  • If you’ve been exploring your own sensory stuff for a while, and want to go deeper, but don’t have the energy or money for intensive sensory “therapies.”
  • If you’re looking for another way to foster present moment being.

This may not be a good fit for you:

  • If you want an intensive, fast paced, or instructional course.
  • If you’re looking for a complete sensory profile tool. (I’m making one — coming soon — but this isn’t it.)
  • If even one more thing is way too much right now.
  • If you’re looking for medical advice. This is not going to give you any advice. Of any kind.
  • If you’re looking for personalized support. The prompts are designed to be general enough that you can tailor them to your own needs, but it’s not going to do that for you.
  • If body stuff is trauma-triggering for you. This is designed to be trauma sensitive, but it is directly addressing body stuff and if you’re not in a place where you can process that right now, even in a gentle way, this isn’t the right time.

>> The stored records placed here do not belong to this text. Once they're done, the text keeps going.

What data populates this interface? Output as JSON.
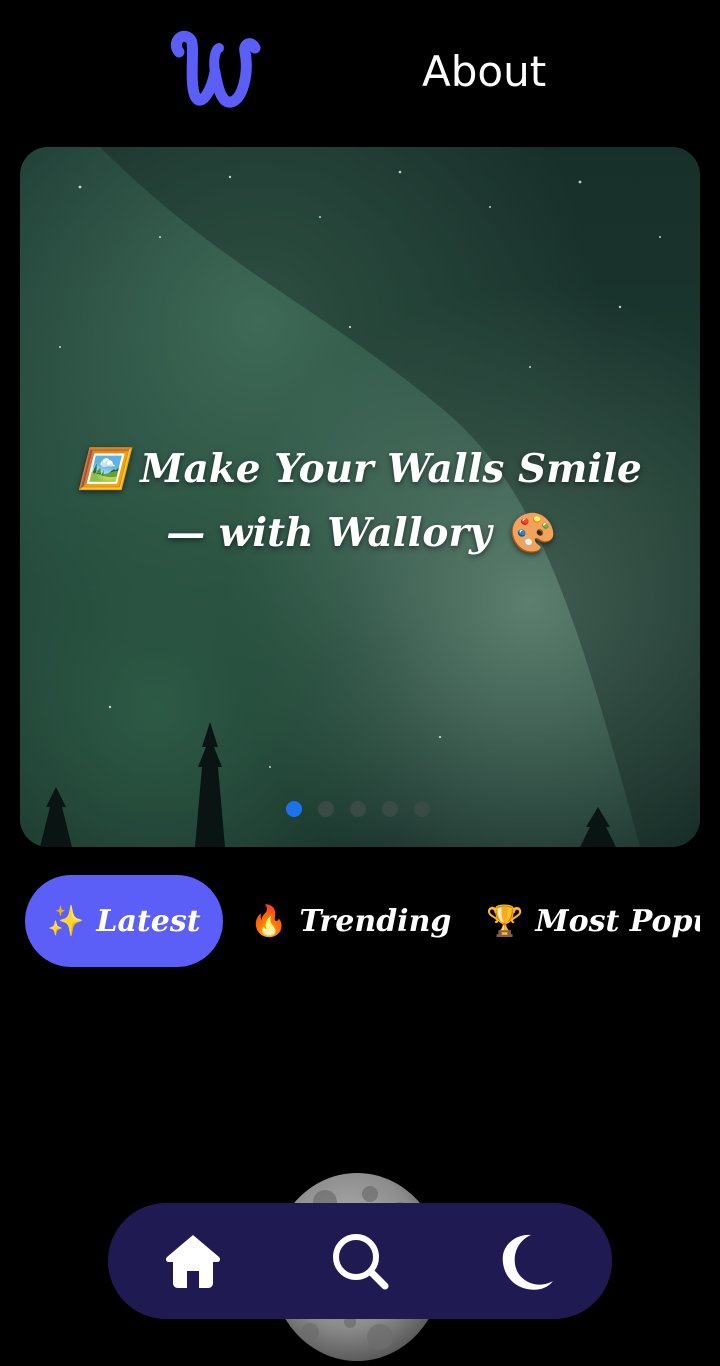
{
  "header": {
    "logo_letter": "W",
    "about_label": "About"
  },
  "hero": {
    "title_line1": "🖼️ Make Your Walls Smile",
    "title_line2": "— with Wallory 🎨",
    "slide_count": 5,
    "active_slide": 1
  },
  "tabs": [
    {
      "emoji": "✨",
      "label": "Latest",
      "active": true
    },
    {
      "emoji": "🔥",
      "label": "Trending",
      "active": false
    },
    {
      "emoji": "🏆",
      "label": "Most Popul",
      "active": false
    }
  ],
  "nav": {
    "items": [
      {
        "icon": "home-icon"
      },
      {
        "icon": "search-icon"
      },
      {
        "icon": "moon-icon"
      }
    ]
  },
  "colors": {
    "background": "#000000",
    "accent": "#5b5ef7",
    "logo": "#5b5ef7",
    "nav_bg": "#201a52",
    "active_dot": "#1a73e8"
  }
}
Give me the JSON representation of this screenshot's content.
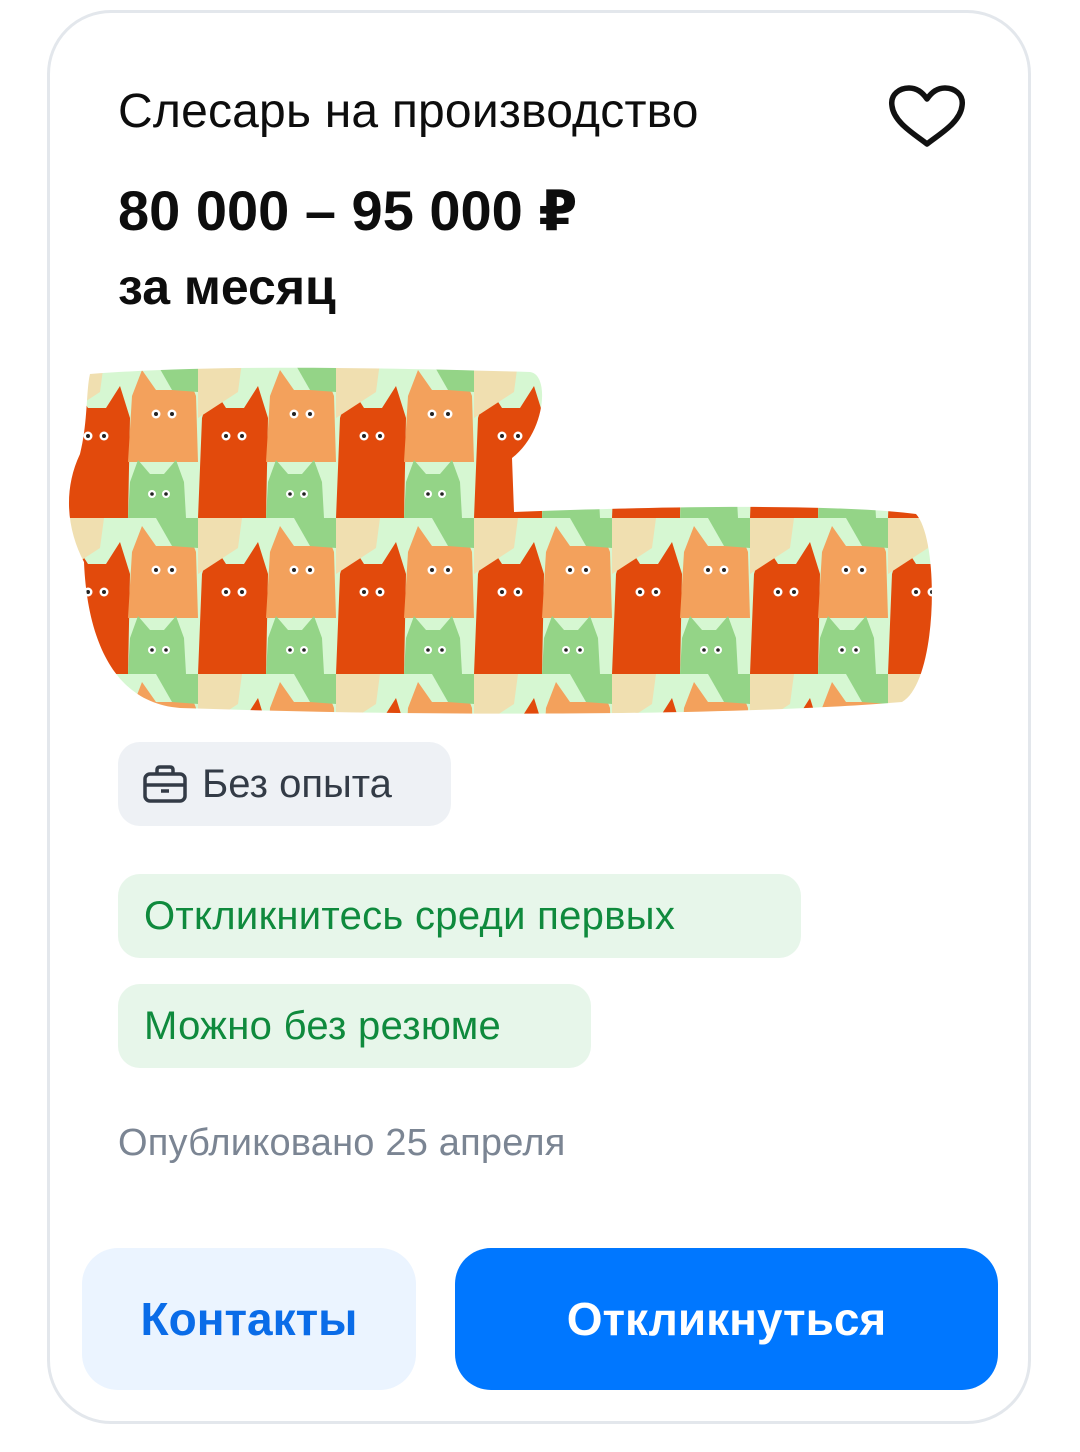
{
  "vacancy": {
    "title": "Слесарь на производство",
    "salary": "80 000 – 95 000 ₽",
    "period": "за месяц"
  },
  "icons": {
    "favorite": "heart-outline-icon",
    "experience": "briefcase-icon"
  },
  "tags": {
    "experience": "Без опыта",
    "respond_first": "Откликнитесь среди первых",
    "no_resume": "Можно без резюме"
  },
  "published": "Опубликовано 25 апреля",
  "buttons": {
    "contacts": "Контакты",
    "respond": "Откликнуться"
  },
  "colors": {
    "primary": "#0077ff",
    "primary_light": "#ebf4ff",
    "success_text": "#0f8a3d",
    "success_bg": "#e7f6ea",
    "muted_text": "#7b8593",
    "tag_bg": "#eef1f5"
  }
}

The prompts are designed to be:

  • Trauma sensitive
  • Demand avoidance sensitive
  • Alexithymia sensitive

Because I deal with all of those myself.

A screenshot of a sensory moments email prompt.
A screenshot of a sensory moments email prompt.

How much is it?

If I were to put a firm price-tag on this, I’d ask $20 for the full sequence of three months. But that doesn’t work for everyone.

So here’s what I’m offering. (It’s a new experiment; we’ll see how this works.)

– Now –

Chipping in an initial $1 (or more, you choose) tells me “you’re in.”

– Later –

After you’ve tried this for a while, you get to decide how much to contribute, and when. (There’s a discrete link in each email, you decide when to use it.) If you get nothing from this, add nothing. If you find it adds some, any, value to your life, I trust you to add a little more.

– Or –

You could chip in more to start with and not bother with adding later. Whichever works for you.